TASK PROMPT - Please return every line of the records that contains the word "page".

DATA -
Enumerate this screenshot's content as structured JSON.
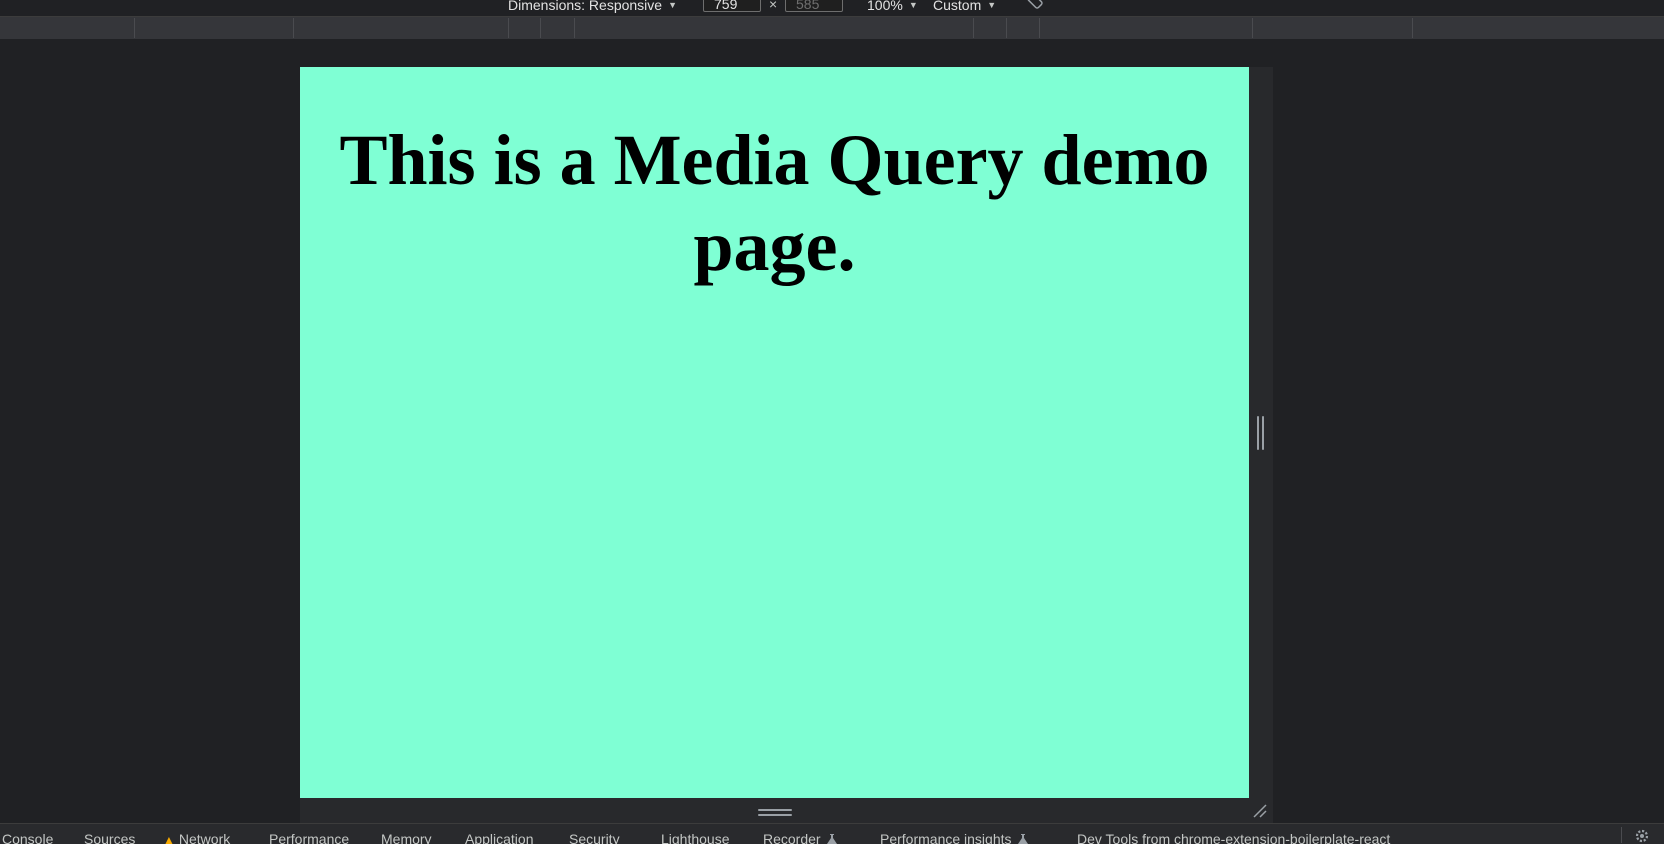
{
  "toolbar": {
    "dimensions_label": "Dimensions: Responsive",
    "width_value": "759",
    "height_value": "585",
    "times_symbol": "×",
    "zoom_label": "100%",
    "throttle_label": "Custom"
  },
  "page": {
    "heading": "This is a Media Query demo page.",
    "background_color": "#7fffd4"
  },
  "devtools_tabs": [
    {
      "label": "Console"
    },
    {
      "label": "Sources"
    },
    {
      "label": "Network",
      "warning": true
    },
    {
      "label": "Performance"
    },
    {
      "label": "Memory"
    },
    {
      "label": "Application"
    },
    {
      "label": "Security"
    },
    {
      "label": "Lighthouse"
    },
    {
      "label": "Recorder",
      "experimental": true
    },
    {
      "label": "Performance insights",
      "experimental": true
    },
    {
      "label": "Dev Tools from chrome-extension-boilerplate-react"
    }
  ],
  "icons": {
    "dropdown": "chevron-down-icon",
    "rotate": "rotate-device-icon",
    "warning": "warning-icon",
    "experimental": "flask-icon",
    "settings": "gear-icon",
    "resize": "resize-handle-icon"
  }
}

EXERCISE ANSWER -
  "page": {
    "heading": "This is a Media Query demo page.",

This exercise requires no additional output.